Sign Up to Receive PHI Alerts

Home Care Workers Now Entitled to Fair Pay

January 6, 2016

Starting this month, home care workers are fully protected by federal minimum-wage and overtime protections.

The U.S. Department of Labor (DOL) began full enforcement of the federal rule change extending the basic labor protections to home care workers under the Fair Labor Standards Act on January 1.

“Though this may seem like a small victory — after all, a guarantee of $7.25 per hour isn’t much — it has big implications,” PHI President Jodi Sturgeon wrote in a January 4 blog post for MomsRising.org.

“Most importantly,” she writes, the rule change “brings dignity to millions of workers, who up until now have been treated like teenage babysitters rather than the skilled professionals they are.”

The PHI Campaign for Fair Pay home page has a full list of resources designed to help policymakers and employers adjust to the new rule.

Still Under Threat

The rule change itself was became effective in October 2015 following a protracted legal challenge instigated by trade associations representing the home care industry. The months-long legal battle culminated in an August decision by the U.S. Court of Appeals for the District of Columbia Circuit upholding the rule change.

U.S. Chief Justice John Roberts then declined to hear the industry’s motion to stay the lower court’s decision, thereby opening the door for full implementation of the rule change.

However, the extension of basic wage protections to the home care workforce remains under threat. In November, the home care industry filed a petition (pdf) asking the U.S. Supreme Court to overturn the D.C. Circuit Court’s decision.

In the subsequent weeks, two prominent disability-rights groups (pdf) as well as the attorneys general of 12 states (pdf) filed separate amici curiae briefs supporting the industry’s petition.

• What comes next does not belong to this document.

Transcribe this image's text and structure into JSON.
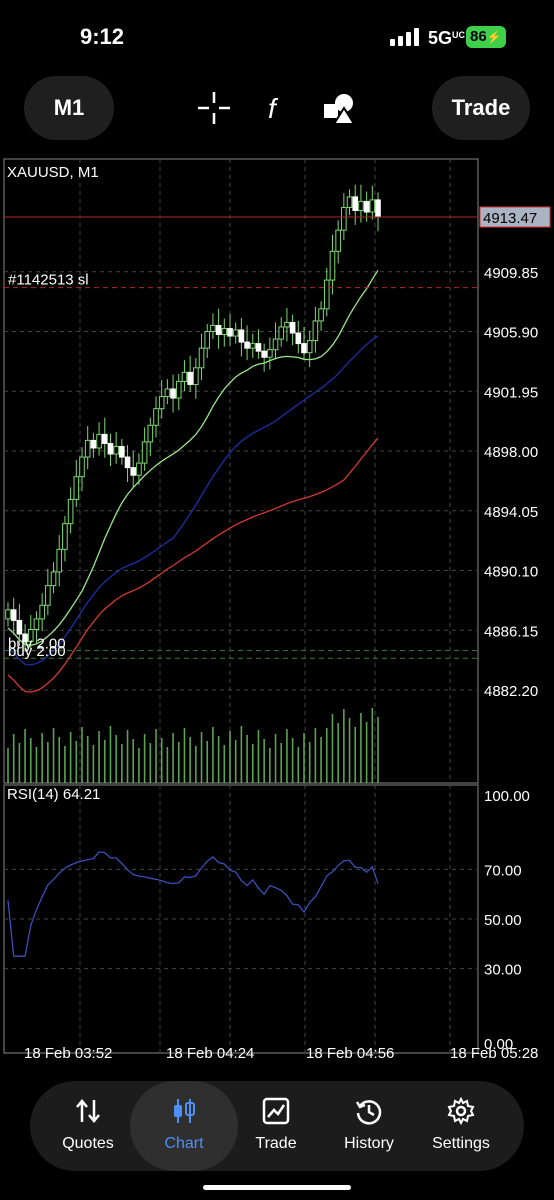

The Obama administration has until January 25 to file a response brief.

— by Matthew Ozga

Share This

Caring for the Future

Our new policy report takes an extensive look at today's direct care workforce—in five installments.

Workforce Data Center

From wages to employment statistics, find the latest data on the direct care workforce.